#### Material for the task
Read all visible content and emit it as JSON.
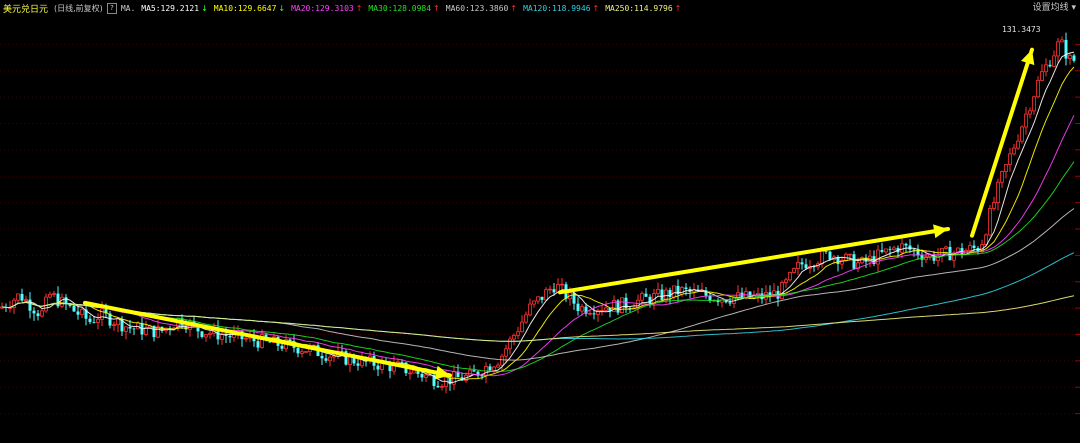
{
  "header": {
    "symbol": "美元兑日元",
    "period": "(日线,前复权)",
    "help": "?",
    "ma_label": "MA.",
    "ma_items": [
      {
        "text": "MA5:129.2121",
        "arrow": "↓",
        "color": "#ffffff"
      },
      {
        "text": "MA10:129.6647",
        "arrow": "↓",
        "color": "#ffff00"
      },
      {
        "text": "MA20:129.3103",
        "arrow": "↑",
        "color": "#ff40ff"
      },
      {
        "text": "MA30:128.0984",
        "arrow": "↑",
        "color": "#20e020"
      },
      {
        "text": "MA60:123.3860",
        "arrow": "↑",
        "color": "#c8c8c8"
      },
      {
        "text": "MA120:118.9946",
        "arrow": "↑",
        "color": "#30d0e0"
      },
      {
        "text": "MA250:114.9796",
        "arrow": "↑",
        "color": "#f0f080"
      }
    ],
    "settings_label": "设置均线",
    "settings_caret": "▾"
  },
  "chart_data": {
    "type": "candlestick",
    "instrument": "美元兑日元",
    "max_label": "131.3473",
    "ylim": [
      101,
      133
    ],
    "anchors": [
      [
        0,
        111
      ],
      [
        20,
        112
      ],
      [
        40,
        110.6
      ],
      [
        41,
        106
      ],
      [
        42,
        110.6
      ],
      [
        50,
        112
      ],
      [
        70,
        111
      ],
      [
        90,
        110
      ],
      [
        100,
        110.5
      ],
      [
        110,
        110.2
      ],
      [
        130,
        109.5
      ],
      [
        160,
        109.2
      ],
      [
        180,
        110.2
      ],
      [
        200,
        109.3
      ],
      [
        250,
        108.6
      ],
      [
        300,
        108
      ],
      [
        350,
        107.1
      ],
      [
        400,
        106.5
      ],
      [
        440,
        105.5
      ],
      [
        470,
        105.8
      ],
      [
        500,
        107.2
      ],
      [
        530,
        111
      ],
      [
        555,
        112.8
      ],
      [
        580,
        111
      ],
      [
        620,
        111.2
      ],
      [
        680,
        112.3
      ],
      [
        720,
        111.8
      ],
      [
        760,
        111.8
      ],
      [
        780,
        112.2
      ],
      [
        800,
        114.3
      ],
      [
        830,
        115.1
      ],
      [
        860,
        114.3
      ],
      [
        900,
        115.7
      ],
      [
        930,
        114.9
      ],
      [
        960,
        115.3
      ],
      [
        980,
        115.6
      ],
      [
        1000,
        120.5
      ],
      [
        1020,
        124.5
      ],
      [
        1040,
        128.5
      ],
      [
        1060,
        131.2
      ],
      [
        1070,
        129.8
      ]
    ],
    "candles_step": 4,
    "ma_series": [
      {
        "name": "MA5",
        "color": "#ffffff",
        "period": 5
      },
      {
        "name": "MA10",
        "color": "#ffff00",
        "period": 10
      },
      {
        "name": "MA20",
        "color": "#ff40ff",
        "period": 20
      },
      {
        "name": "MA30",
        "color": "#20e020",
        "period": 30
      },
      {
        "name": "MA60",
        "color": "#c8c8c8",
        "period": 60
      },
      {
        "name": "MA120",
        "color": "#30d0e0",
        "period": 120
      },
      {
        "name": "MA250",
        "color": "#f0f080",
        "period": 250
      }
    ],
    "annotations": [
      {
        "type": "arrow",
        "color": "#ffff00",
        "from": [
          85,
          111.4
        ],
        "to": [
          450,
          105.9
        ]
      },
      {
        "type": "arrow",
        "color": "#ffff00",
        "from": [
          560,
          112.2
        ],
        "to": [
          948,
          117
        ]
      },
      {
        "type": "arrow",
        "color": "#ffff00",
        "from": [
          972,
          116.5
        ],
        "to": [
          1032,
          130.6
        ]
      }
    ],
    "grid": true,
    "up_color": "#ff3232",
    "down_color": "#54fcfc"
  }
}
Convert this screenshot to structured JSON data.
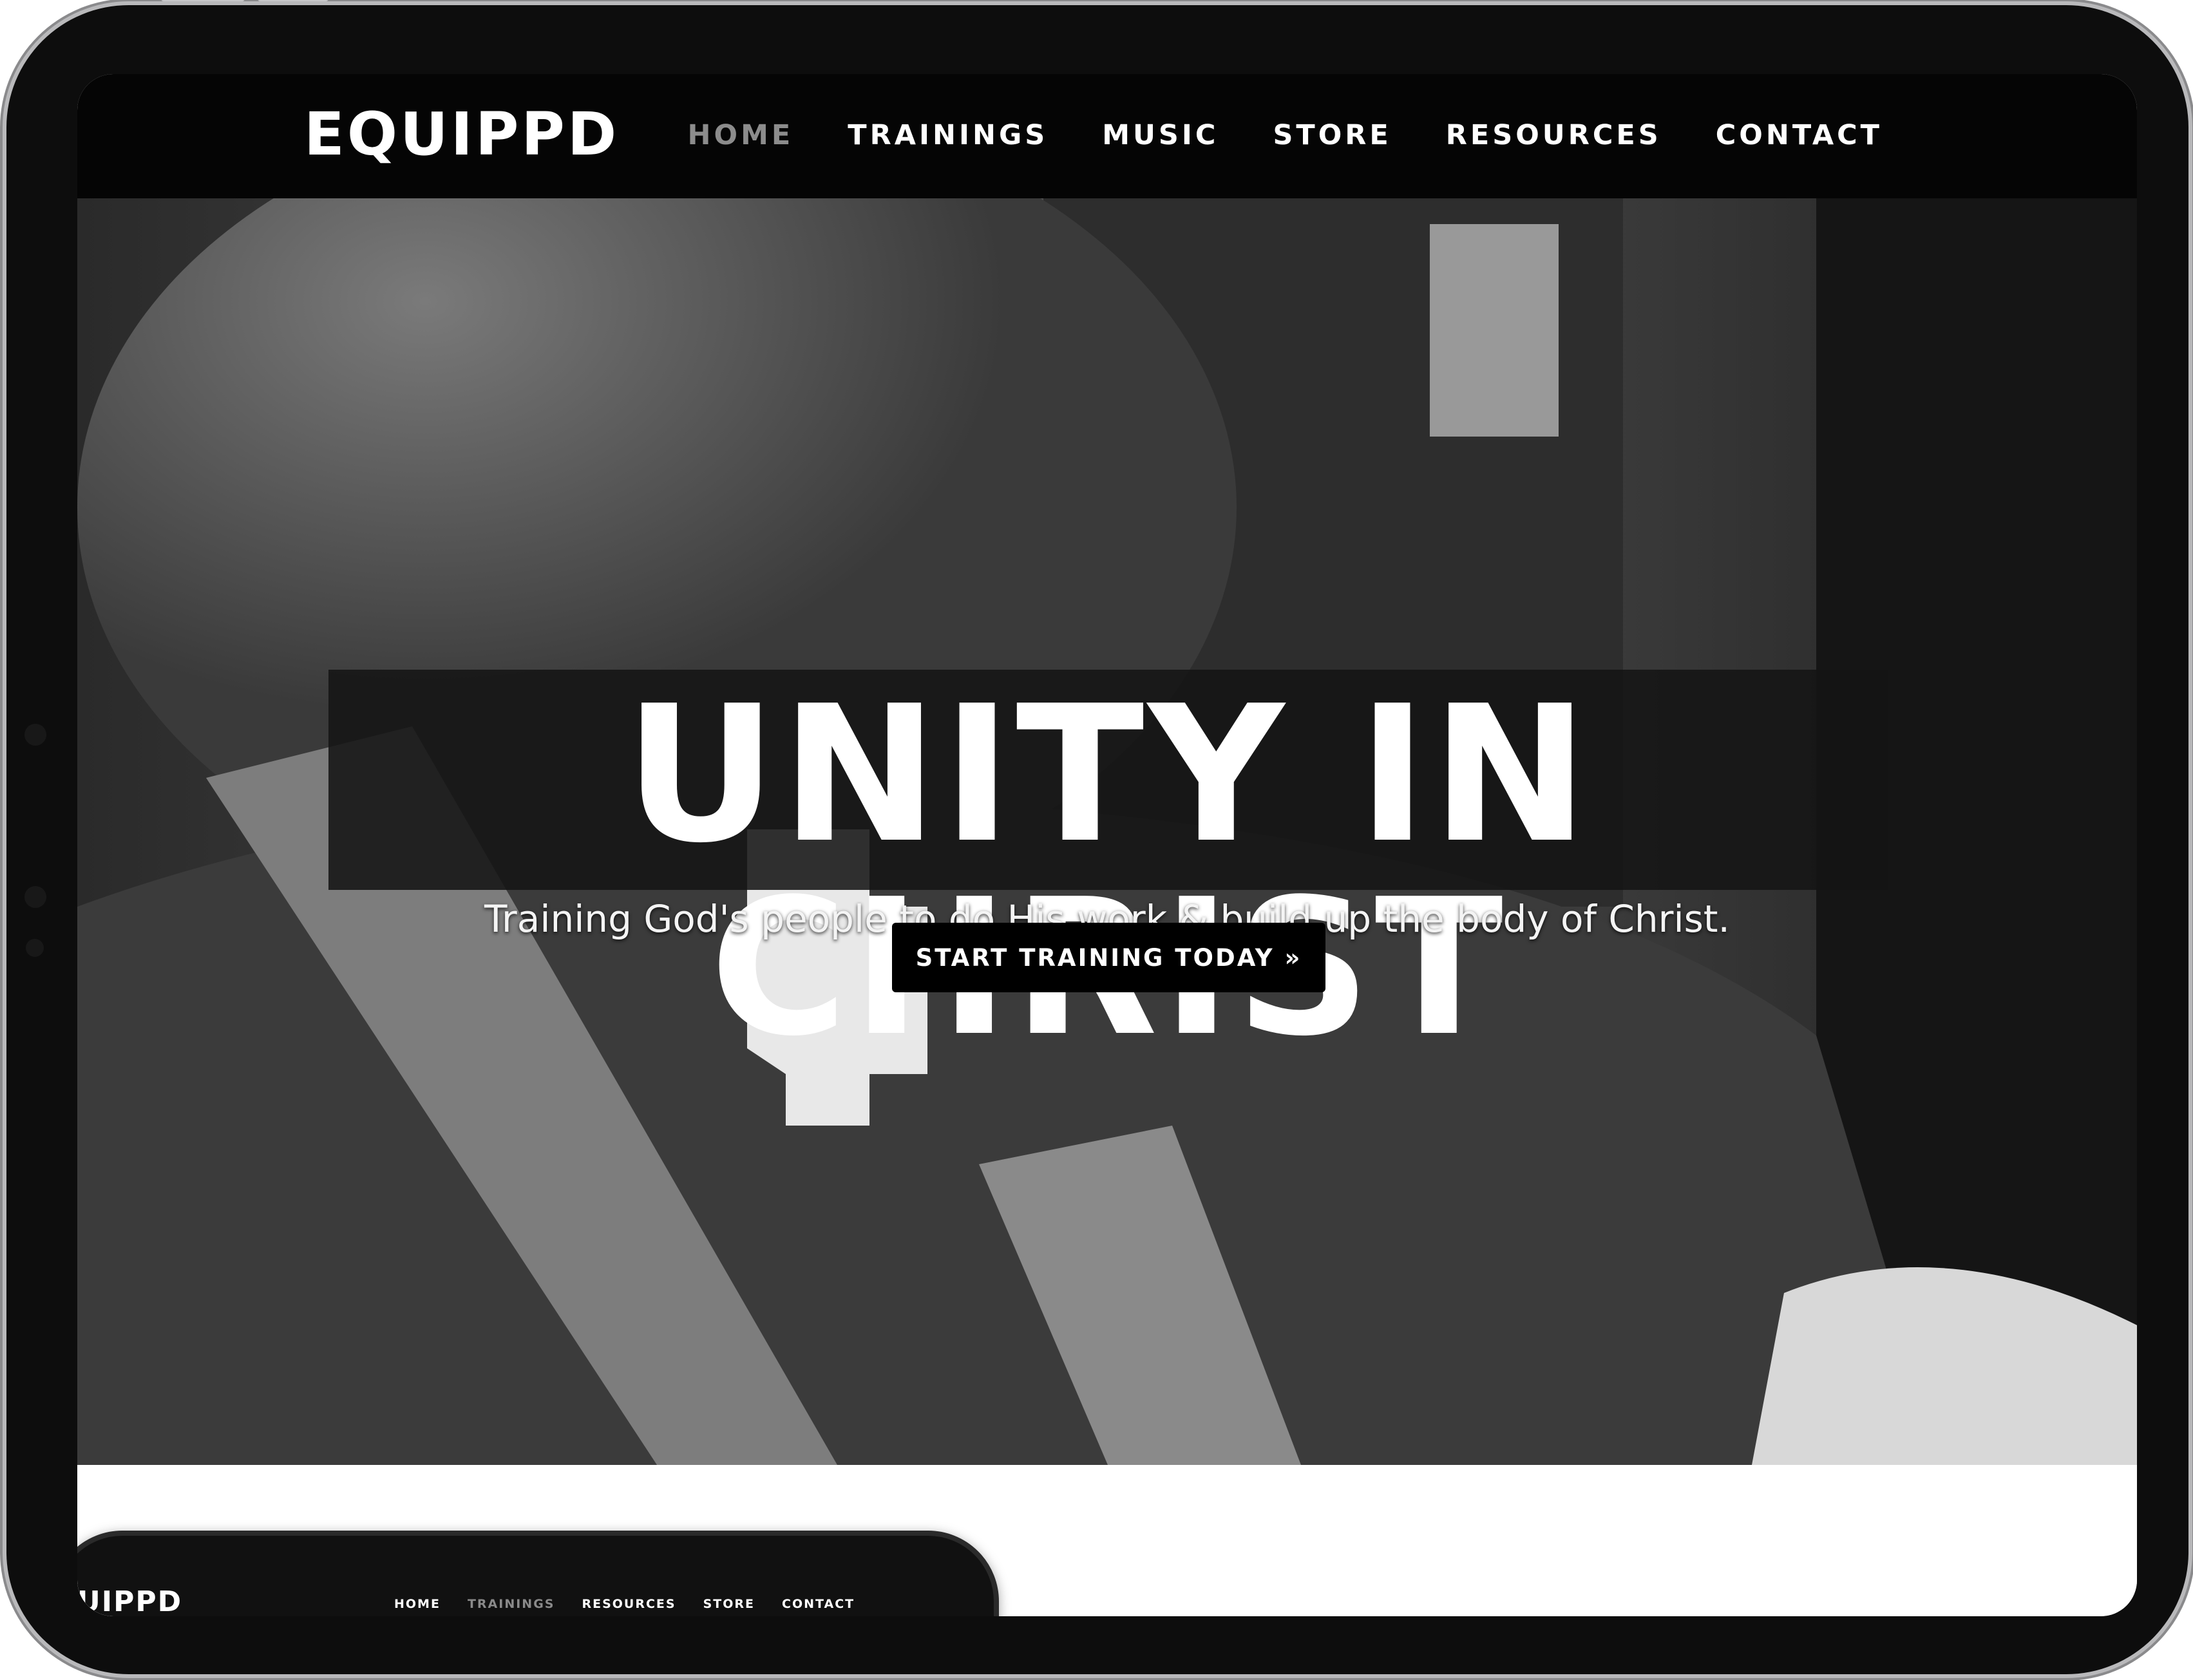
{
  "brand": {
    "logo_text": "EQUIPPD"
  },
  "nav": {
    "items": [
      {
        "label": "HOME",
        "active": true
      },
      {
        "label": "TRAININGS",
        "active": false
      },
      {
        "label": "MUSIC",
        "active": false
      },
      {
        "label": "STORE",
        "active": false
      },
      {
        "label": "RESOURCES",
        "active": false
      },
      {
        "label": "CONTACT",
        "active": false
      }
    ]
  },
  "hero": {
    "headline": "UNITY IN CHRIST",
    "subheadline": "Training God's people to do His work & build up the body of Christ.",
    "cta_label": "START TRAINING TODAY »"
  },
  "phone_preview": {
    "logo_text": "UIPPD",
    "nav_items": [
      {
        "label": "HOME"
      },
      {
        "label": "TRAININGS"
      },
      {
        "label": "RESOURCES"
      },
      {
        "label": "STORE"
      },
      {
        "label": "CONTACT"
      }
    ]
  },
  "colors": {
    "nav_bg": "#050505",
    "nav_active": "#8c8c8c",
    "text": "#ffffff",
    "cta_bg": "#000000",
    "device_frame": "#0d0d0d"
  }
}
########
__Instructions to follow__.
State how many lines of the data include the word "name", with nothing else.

__Exercise output__.
7